Date posted: May 27, 2014
Somehow, there’s a sense that major league baseball doesn’t miss Alex Rodriquez.
A summer without A-Rod is like a summer without gnats.
Must say, the Notebook’s been to a few “wine tastings” over the years.
A first, last Thursday: a sausage tasting.
This from Jimmy Legerski and Legerski Sausage Co. of Sheridan. Better Half Chandra Legerski was there as well at The Powderhorn, treating the ever-competitive, ever-hungry Thursday night men’s league to a variety of sample sausages available from Jimmy’s store on N. Main.
Jimmy’s sausage is also showing up on menus around Sheridan: Powder River Pizza features it, as does the new menu at the P.O. News. The Powderhorn, too.
Many know the best three words in the English language: “I love you.” The next best three: “You’ve lost weight.” And the next best three, right off the sign from Legerski Sausage: Made fresh daily.
While I’m on this word rant, the worst two words (the ones we can print): Album Only. (From iTunes.)
Department of incidental info……….
• The American Express Centurion Card, known as the Black Card, is considered the “World’s Most Exclusive Credit Card.” You can’t apply. You can only be invited based on your credit history and spending habits of roughly $21,000 a month. The card is black and made of made of titanium. Admission to this exclusive club isn’t cheap. If you are a U.S. resident, the first-year initiation fee is $7,500 and the annual fee is $2,500.
• There was a passing reference the other day about Jules Loh. He was one of the best reporters The Associated Press ever had. Loh, who died in 2010, covered both Kennedy assassinations, was celebrated for his coverage of the Civil Rights movement, including the funeral of the four bombing victims in Birmingham; he had a front row seat for Dr. Martin Luther King’s ‘Dream’ speech, covered NASA space launches, the Vietnam War and everything in between during a 40 year career.
Loh was the AP’s “apostle of brevity,” providing the AP and its member clients with thorough coverage and short stories. He was also well known for his expenses reports.
When questioned by the AP bean counters in New York for a laundry expense, Loh returned in the mail a dirty, smelly sock. Another time, he was asked about spending $45 a day for meals. Loh replied, “I don’t eat breakfast.”

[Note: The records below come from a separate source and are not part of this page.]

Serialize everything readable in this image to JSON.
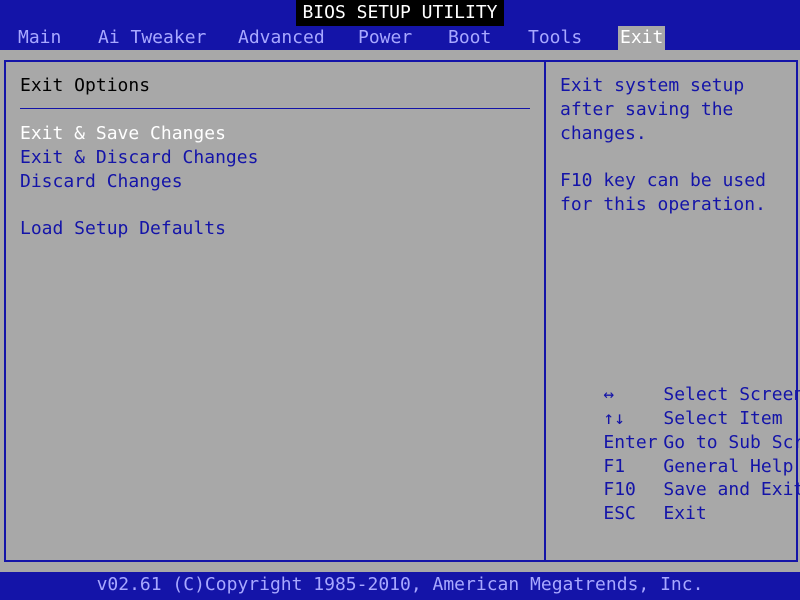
{
  "title": "BIOS SETUP UTILITY",
  "menu": {
    "items": [
      {
        "label": "Main"
      },
      {
        "label": "Ai Tweaker"
      },
      {
        "label": "Advanced"
      },
      {
        "label": "Power"
      },
      {
        "label": "Boot"
      },
      {
        "label": "Tools"
      },
      {
        "label": "Exit"
      }
    ],
    "active": "Exit"
  },
  "main": {
    "section_title": "Exit Options",
    "options": [
      {
        "label": "Exit & Save Changes"
      },
      {
        "label": "Exit & Discard Changes"
      },
      {
        "label": "Discard Changes"
      },
      {
        "label": "Load Setup Defaults"
      }
    ]
  },
  "help": {
    "lines": [
      "Exit system setup",
      "after saving the",
      "changes.",
      "F10 key can be used",
      "for this operation."
    ],
    "keys": [
      {
        "key": "↔",
        "desc": "Select Screen"
      },
      {
        "key": "↑↓",
        "desc": "Select Item"
      },
      {
        "key": "Enter",
        "desc": "Go to Sub Screen"
      },
      {
        "key": "F1",
        "desc": "General Help"
      },
      {
        "key": "F10",
        "desc": "Save and Exit"
      },
      {
        "key": "ESC",
        "desc": "Exit"
      }
    ]
  },
  "footer": "v02.61 (C)Copyright 1985-2010, American Megatrends, Inc.",
  "colors": {
    "background": "#a8a8a8",
    "bar": "#1414a8",
    "selected_text": "#ffffff",
    "option_text": "#1414a8"
  }
}
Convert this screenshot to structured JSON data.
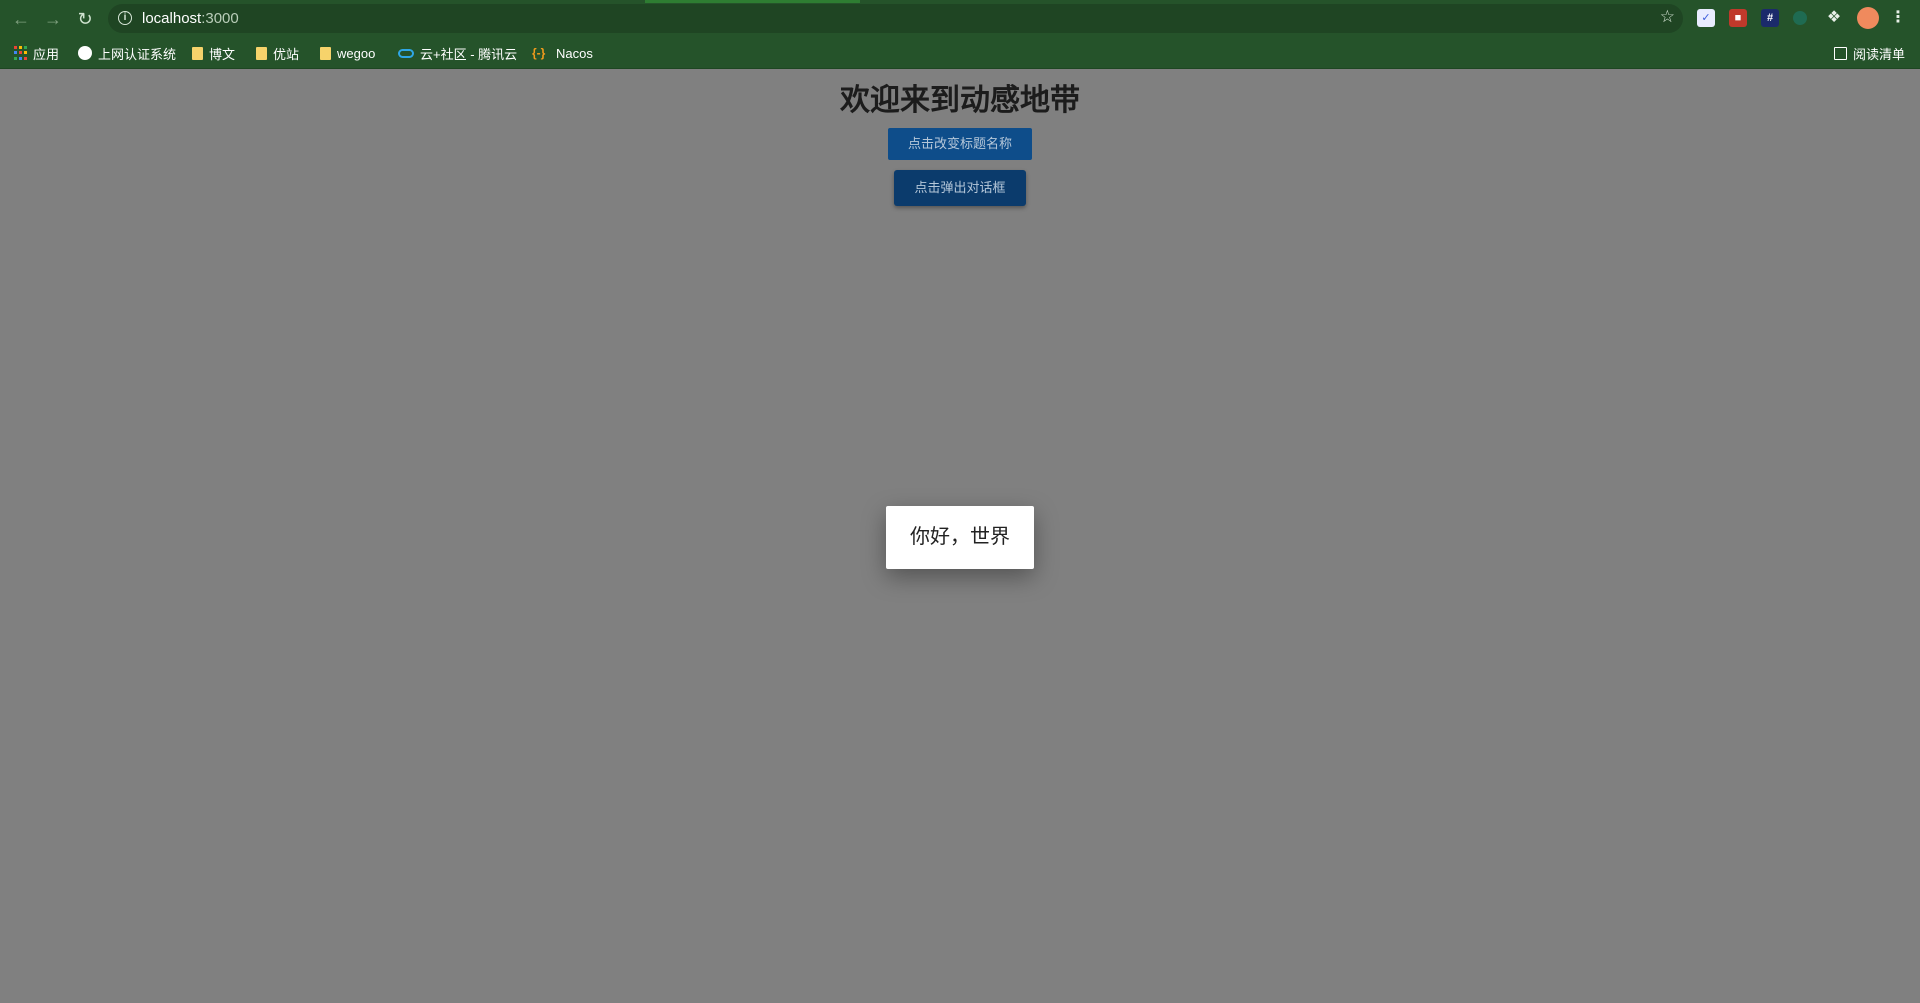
{
  "browser": {
    "url_host": "localhost",
    "url_port": ":3000",
    "bookmarks": [
      {
        "label": "应用",
        "icon": "apps-grid-icon"
      },
      {
        "label": "上网认证系统",
        "icon": "globe-icon"
      },
      {
        "label": "博文",
        "icon": "folder-icon"
      },
      {
        "label": "优站",
        "icon": "folder-icon"
      },
      {
        "label": "wegoo",
        "icon": "folder-icon"
      },
      {
        "label": "云+社区 - 腾讯云",
        "icon": "cloud-icon"
      },
      {
        "label": "Nacos",
        "icon": "nacos-icon"
      }
    ],
    "reading_list": "阅读清单",
    "colors": {
      "chrome": "#25532a",
      "omnibox": "#1f4523",
      "folder": "#f6d36b"
    }
  },
  "page": {
    "title": "欢迎来到动感地带",
    "buttons": {
      "change_title": "点击改变标题名称",
      "open_dialog": "点击弹出对话框"
    },
    "dialog_text": "你好，世界",
    "colors": {
      "overlay": "#808080",
      "button_primary": "#0e4d8a"
    }
  }
}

“The idea is to die young as late as possible.”
—Ashley Montagu, British anthropologist, 1905-1999